===== Given data =====

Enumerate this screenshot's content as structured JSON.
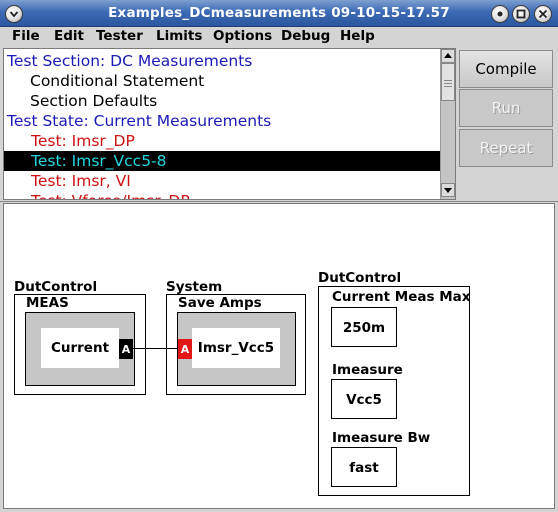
{
  "window": {
    "title": "Examples_DCmeasurements 09-10-15-17.57"
  },
  "menu": [
    {
      "label": "File"
    },
    {
      "label": "Edit"
    },
    {
      "label": "Tester"
    },
    {
      "label": "Limits"
    },
    {
      "label": "Options"
    },
    {
      "label": "Debug"
    },
    {
      "label": "Help"
    }
  ],
  "test_list": {
    "items": [
      {
        "label": "Test Section: DC Measurements",
        "style": "section"
      },
      {
        "label": "Conditional Statement",
        "style": "plain"
      },
      {
        "label": "Section Defaults",
        "style": "plain"
      },
      {
        "label": "Test State: Current Measurements",
        "style": "section"
      },
      {
        "label": "Test: Imsr_DP",
        "style": "red"
      },
      {
        "label": "Test: Imsr_Vcc5-8",
        "style": "selected"
      },
      {
        "label": "Test: Imsr, VI",
        "style": "red"
      },
      {
        "label": "Test: Vforce/Imsr_DP",
        "style": "red"
      }
    ]
  },
  "actions": {
    "compile": "Compile",
    "run": "Run",
    "repeat": "Repeat"
  },
  "canvas": {
    "block1": {
      "group": "DutControl",
      "name": "MEAS",
      "value": "Current",
      "port": "A"
    },
    "block2": {
      "group": "System",
      "name": "Save  Amps",
      "value": "Imsr_Vcc5",
      "port": "A"
    },
    "block3": {
      "group": "DutControl",
      "fields": [
        {
          "label": "Current Meas Max",
          "value": "250m"
        },
        {
          "label": "Imeasure",
          "value": "Vcc5"
        },
        {
          "label": "Imeasure Bw",
          "value": "fast"
        }
      ]
    }
  },
  "colors": {
    "titlebar": "#3c6ab5",
    "section_text": "#1a1ab8",
    "test_text": "#cc1111",
    "selected_bg": "#000000",
    "selected_text": "#22d8e0",
    "input_port": "#e21818"
  }
}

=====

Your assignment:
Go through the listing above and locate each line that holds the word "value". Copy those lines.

Written response:
      "value": "Current",
      "value": "Imsr_Vcc5",
          "value": "250m"
          "value": "Vcc5"
          "value": "fast"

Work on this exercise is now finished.